Codeine abuse and addiction, can lead to many physical problems including stomach bleeding, liver and kidney damage, changes in the way the central nervous system operates, prolonged constipation, blurred vision, lowered heart rate, lowered blood pressure, depression, convulsions, hallucinations, sexual problems, disorientation, breathing problems and seizures. Abuse can also lead to a physical addiction which is characterized by the often-painful withdrawal symptoms that set in once use is stopped abruptly or gradually tapered.
How Do You Know if Someone is Abusing or Addicted to Codeine?
Codeine is thought to be one of the most widely prescribed opiates in its class. Consistent use of this drug, even over a relatively short period of time, can lead to addiction. This can even happen with patients who are taking the drug exactly as prescribed. Examples of codeine abuse include: taking the drug after the medical condition clears, increasing the dose without a doctor’s approval, taking it more often than recommended or taking it in conjunction with other substances to increase the potency. Signs of abuse and addiction can include a mental preoccupation with obtaining and consuming the drug. Others may falsify prescriptions or shop around for different doctors to secure more than one supply.
Opiate-Free Treatment Available for Codeine Abuse and Addiction
Codeine abuse and dependence are treatable conditions.
Our physicians and staff are committed not only to detoxification success, but also to patient safety and comfort. We strive to ensure that the highest level of professional standards are maintained, and that patients are treated in a humane, dignified, and private manner.

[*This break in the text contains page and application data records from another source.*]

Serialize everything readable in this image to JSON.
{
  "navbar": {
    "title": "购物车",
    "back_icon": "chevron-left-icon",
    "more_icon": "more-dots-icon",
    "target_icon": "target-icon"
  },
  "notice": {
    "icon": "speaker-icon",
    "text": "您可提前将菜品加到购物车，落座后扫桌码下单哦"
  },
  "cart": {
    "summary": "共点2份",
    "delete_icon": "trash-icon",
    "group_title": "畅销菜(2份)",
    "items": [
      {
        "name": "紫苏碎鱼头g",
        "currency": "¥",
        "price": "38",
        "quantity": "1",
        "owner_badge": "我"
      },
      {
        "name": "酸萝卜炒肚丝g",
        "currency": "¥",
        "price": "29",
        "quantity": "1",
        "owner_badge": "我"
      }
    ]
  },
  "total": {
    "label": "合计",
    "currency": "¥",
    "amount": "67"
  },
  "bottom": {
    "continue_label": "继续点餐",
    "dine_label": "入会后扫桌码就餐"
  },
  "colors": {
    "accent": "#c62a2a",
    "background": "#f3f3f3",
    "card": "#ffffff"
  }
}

The Anesthesia Assisted Rapid Detox Method uses a combination of intravenous medications to shorten the duration of acute withdrawal, usually within a period of 40 to 90 minutes, in contrast to traditional methods of opioid detox that can last several days or weeks. While under sedation, the patient is not subject to the usual withdrawal discomfort. After spending two to three days in a private room of our accredited hospital, patients are usually discharged to our exclusive recovery center, Domus Retreat, for a brief supervised recuperation period (usually a few days) before returning home.
You probably don’t have weeks or months to spend in detox or you simply dont want to feel locked up. The Waismann Method can help you reverse your codeine-dependence and get you back on your feet safely and quickly.